  • Clean and light default theme
  • Automatically generated table of contents
  • Live preview

Live previews is one of the standout features: Live Preview automatically opens a browser with your published documentation site. Every time you update the documentation, the site is automatically updated. You don’t have to manually publish your site to make sure your site looks correct. The Live Preview is done using SignalR.

Getting started

GrazeDocs aims to make it easy to get started by using conventions but it also tries to offer customization options if you aren’t happy with the defaults. For more thorough guides, please visit the documentation available at https://grazedocs.io or the samples at https://github.com/mikoskinen/GrazeDocs/tree/master/samples

GrazeDocs is available as a global tool for .NET Core. To install:

1
dotnet tool install -g GrazeDocs

To start creating your documentation, use GrazeDocs -i . to initialize documentation into the current folder:

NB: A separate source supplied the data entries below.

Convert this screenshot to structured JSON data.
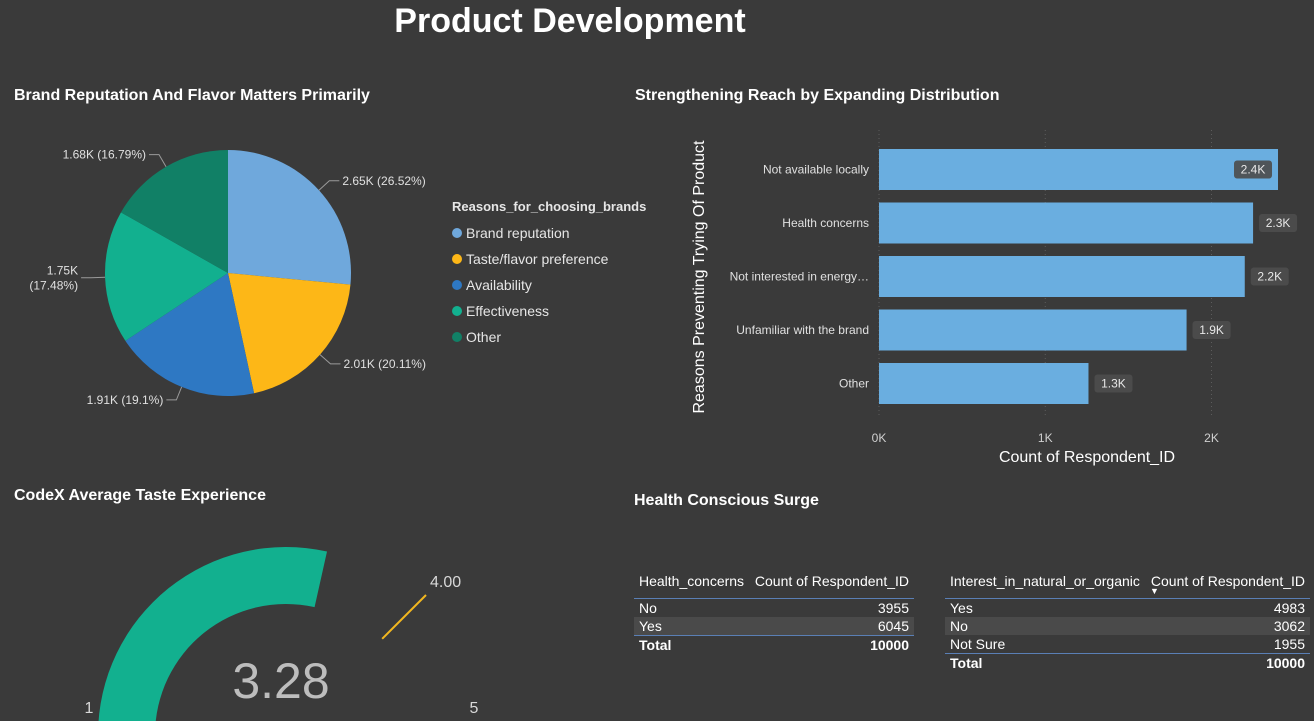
{
  "page": {
    "title": "Product Development"
  },
  "pie": {
    "title": "Brand Reputation And Flavor Matters Primarily",
    "legend_title": "Reasons_for_choosing_brands"
  },
  "bar": {
    "title": "Strengthening Reach by Expanding Distribution"
  },
  "gauge": {
    "title": "CodeX Average Taste Experience"
  },
  "tables": {
    "title": "Health Conscious Surge",
    "health": {
      "headers": [
        "Health_concerns",
        "Count of Respondent_ID"
      ],
      "rows": [
        [
          "No",
          "3955"
        ],
        [
          "Yes",
          "6045"
        ]
      ],
      "total": [
        "Total",
        "10000"
      ]
    },
    "interest": {
      "headers": [
        "Interest_in_natural_or_organic",
        "Count of Respondent_ID"
      ],
      "rows": [
        [
          "Yes",
          "4983"
        ],
        [
          "No",
          "3062"
        ],
        [
          "Not Sure",
          "1955"
        ]
      ],
      "total": [
        "Total",
        "10000"
      ]
    }
  },
  "chart_data": [
    {
      "type": "pie",
      "title": "Brand Reputation And Flavor Matters Primarily",
      "legend_title": "Reasons_for_choosing_brands",
      "legend_position": "right",
      "categories": [
        "Brand reputation",
        "Taste/flavor preference",
        "Availability",
        "Effectiveness",
        "Other"
      ],
      "values": [
        2650,
        2010,
        1910,
        1750,
        1680
      ],
      "data_labels": [
        "2.65K (26.52%)",
        "2.01K (20.11%)",
        "1.91K (19.1%)",
        "1.75K (17.48%)",
        "1.68K (16.79%)"
      ],
      "percents": [
        26.52,
        20.11,
        19.1,
        17.48,
        16.79
      ],
      "colors": [
        "#6fa8dc",
        "#fdb717",
        "#2e78c3",
        "#12b08f",
        "#118066"
      ]
    },
    {
      "type": "bar",
      "orientation": "horizontal",
      "title": "Strengthening Reach by Expanding Distribution",
      "xlabel": "Count of Respondent_ID",
      "ylabel": "Reasons Preventing Trying Of Product",
      "categories": [
        "Not available locally",
        "Health concerns",
        "Not interested in energy…",
        "Unfamiliar with the brand",
        "Other"
      ],
      "values": [
        2400,
        2250,
        2200,
        1850,
        1260
      ],
      "data_labels": [
        "2.4K",
        "2.3K",
        "2.2K",
        "1.9K",
        "1.3K"
      ],
      "xticks": [
        0,
        1000,
        2000
      ],
      "xtick_labels": [
        "0K",
        "1K",
        "2K"
      ],
      "xlim": [
        0,
        2430
      ],
      "grid": true,
      "color": "#6aaee0"
    },
    {
      "type": "gauge",
      "title": "CodeX Average Taste Experience",
      "value": 3.28,
      "value_label": "3.28",
      "min": 1,
      "max": 5,
      "min_label": "1",
      "max_label": "5",
      "target": 4.0,
      "target_label": "4.00",
      "color": "#12b08f",
      "target_color": "#f2b71f"
    }
  ]
}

1
GrazeDocs -i .

After your happy with the documentation, use GrazeDocs -p to publish your complete site:

1
GrazeDocs –p

Examples and more information

GrazeDocs home page is created using GrazeDocs. You can find the site’s source code from https://github.com/mikoskinen/GrazeDocs/tree/master/docs

For more information, GrazeDocs samples are good starting point as is https://GrazeDocs.io.